Malala. The name alone inspires empowerment, perseverance and wisdom. Malala Yousafzai, just weeks shy of her 18th birthday, evokes courage, strength in the face of terror, and more.
And as she walked out Friday night onto the stage at San Jose State University's Event Center, the teenager, glancing out at the cheering audience, was above all else humble. Clad in a yellow and light blue outfit with a floral headscarf, the first thing out of the grinning teen's mouth: "Thank you."
In a nearly hourlong discussion with famed San Jose author Khaled Hosseini, known for his books "The Kite Runner" and "A Thousand Splendid Suns," Malala showed no stage fright and never stumbled over her words -- qualities often abundantly clear in the average teenager.
But Malala is not average. She is extraordinary.
"If I wouldn't have chosen to speak, then I would have had to continue my whole life in a situation of terrorism," the Nobel Peace Prize recipient said. "If you want to change society, if you want to see change, you must step forward to bring change."
"And I'm standing here and seeing people standing with me on this campaign of education ... for every girl around the world."

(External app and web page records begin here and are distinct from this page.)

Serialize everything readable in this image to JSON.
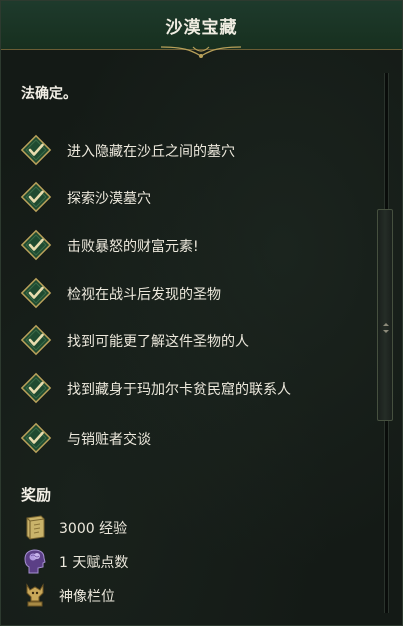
{
  "window": {
    "title": "沙漠宝藏"
  },
  "intro_text": "法确定。",
  "objectives": [
    {
      "label": "进入隐藏在沙丘之间的墓穴",
      "completed": true
    },
    {
      "label": "探索沙漠墓穴",
      "completed": true
    },
    {
      "label": "击败暴怒的财富元素!",
      "completed": true
    },
    {
      "label": "检视在战斗后发现的圣物",
      "completed": true
    },
    {
      "label": "找到可能更了解这件圣物的人",
      "completed": true
    },
    {
      "label": "找到藏身于玛加尔卡贫民窟的联系人",
      "completed": true
    },
    {
      "label": "与销赃者交谈",
      "completed": true
    }
  ],
  "rewards": {
    "title": "奖励",
    "items": [
      {
        "icon": "tome-icon",
        "amount": "3000",
        "label": "经验"
      },
      {
        "icon": "brain-talent-icon",
        "amount": "1",
        "label": "天赋点数"
      },
      {
        "icon": "idol-icon",
        "amount": "",
        "label": "神像栏位"
      }
    ]
  },
  "colors": {
    "header": "#1e3a2c",
    "checkbox_fill": "#1f4a30",
    "checkbox_border": "#b8a15a",
    "check": "#e7dcae",
    "gold": "#b8a15a"
  }
}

In the interview with Hosseini, Malala covered a wide range of topics surrounding her unyielding devotion to educating women as well as for peace between nations. She advocated for allowing girls to attend school to read and write, but to also be individuals, free from the constraints of societal pressures to be submissive to men.
She passionately pushed for understanding and peace, because as she explained, the world cannot change for the better if cultures stay stuck on misperceptions of right and wrong based on ideologies promoted by small but influential groups in power.

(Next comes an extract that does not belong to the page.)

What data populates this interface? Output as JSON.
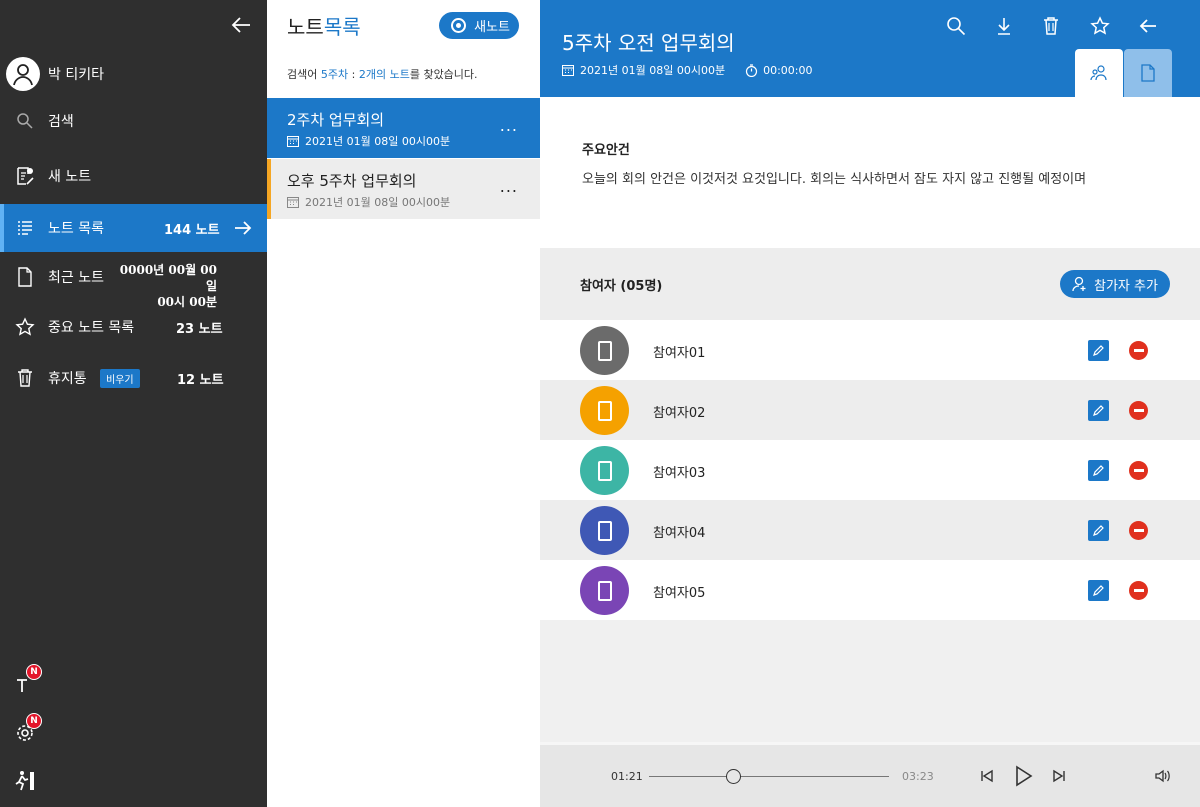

She also talked at length about her life before becoming a worldwide sensation, cracking jokes about her brothers and reminiscing about her home in the Swat Valley in Pakistan, where her father built a school and where he inspired her from an early age.

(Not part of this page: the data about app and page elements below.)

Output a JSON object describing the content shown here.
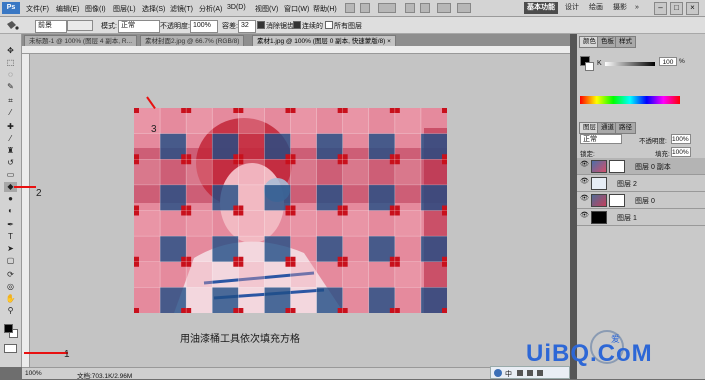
{
  "menubar": {
    "app_logo": "Ps",
    "items": [
      "文件(F)",
      "编辑(E)",
      "图像(I)",
      "图层(L)",
      "选择(S)",
      "滤镜(T)",
      "分析(A)",
      "3D(D)",
      "视图(V)",
      "窗口(W)",
      "帮助(H)"
    ],
    "workspaces": [
      "基本功能",
      "设计",
      "绘画",
      "摄影"
    ],
    "active_workspace": "基本功能",
    "overflow": "»",
    "window_controls": [
      "–",
      "□",
      "×"
    ]
  },
  "options": {
    "fill_source": "前景",
    "mode_label": "模式:",
    "mode_value": "正常",
    "opacity_label": "不透明度:",
    "opacity_value": "100%",
    "tolerance_label": "容差:",
    "tolerance_value": "32",
    "antialias_label": "消除锯齿",
    "contiguous_label": "连续的",
    "all_layers_label": "所有图层"
  },
  "doc_tabs": [
    "未标题-1 @ 100% (图层 4 副本, R...",
    "素材封面2.jpg @ 66.7% (RGB/8)",
    "素材1.jpg @ 100% (图层 0 副本, 快速蒙版/8) ×"
  ],
  "active_tab_index": 2,
  "annotations": {
    "arrow_canvas_label": "3",
    "arrow_tool_label": "2",
    "arrow_bottom_label": "1",
    "caption": "用油漆桶工具依次填充方格"
  },
  "status": {
    "zoom": "100%",
    "doc_info": "文档:703.1K/2.96M"
  },
  "colors": {
    "foreground": "#000000",
    "background": "#ffffff",
    "grid_red": "#c8101c",
    "grid_blue": "#1f4e86",
    "grid_light": "#f0a9b6",
    "accent_arrow": "#e81010"
  },
  "color_panel": {
    "tabs": [
      "颜色",
      "色板",
      "样式"
    ],
    "slider_label": "K",
    "slider_value": "100",
    "unit": "%"
  },
  "layers_panel": {
    "tabs": [
      "图层",
      "通道",
      "路径"
    ],
    "blend_mode": "正常",
    "opacity_label": "不透明度:",
    "opacity_value": "100%",
    "lock_label": "锁定:",
    "fill_label": "填充:",
    "fill_value": "100%",
    "layers": [
      {
        "name": "图层 0 副本",
        "selected": true
      },
      {
        "name": "图层 2",
        "selected": false
      },
      {
        "name": "图层 0",
        "selected": false
      },
      {
        "name": "图层 1",
        "selected": false
      }
    ]
  },
  "taskbar": {
    "ime_label": "中"
  },
  "watermark": {
    "brand_text": "UiBQ.CoM",
    "logo_char": "爱"
  }
}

Malala credits her father's progressive beliefs in a conservative culture as her beacon of hope for her future as well as the catalyst for her ability to speak out for herself and for other girls who want to pursue an education.
But even fathers and daughters don't always get along, no matter how much one inspires the other.
"I do have an inspiring father, but I do fight with him," she said with a wry smile. "We're not perfect. I mean, we just had a fight in the car."
While Malala's father played a major role in the origin of her advocacy work, Malala became an international sensation after she was shot in the head in October 2012 by a 15-year-old working for the Taliban.
Malala spoke in an even tone as she detailed the events that led up to the shooting and said she is grateful she does not remember when the teen leaned over into a van carrying her and some school friends home and shot her in the face.
Hosseini said that "technically, he shot the right girl," but concluded that "in every way, he shot the wrong girl."
"If the gunman thought he was going to quiet her with his bullet, end her story with his bullet, he was wrong," Hosseini said. "Malala's story is merely beginning."
Of the shooting, she said simply: "I have forgiven him. I was never angry."
And Hosseini was not the only one in attendance in awe of Malala's story and her progress with advocating for female education and empowerment.
Hosseini's niece, 12-year-old Lailee Zakir, beamed with excitement as she waited for Malala on Friday night.
A poised preteen, Lailee said she had read Malala's book and was inspired by her peer's message, and she wanted to incorporate more of Malala's mindset into her own life.
"When my parents are yelling at me or if I get grounded, I think about it and I realize that I shouldn't complain," she said. "There are other people all over the world going through so much more.
"(Malala) believes, and I think too, that you can do anything," she added. "I can take a stand for something too."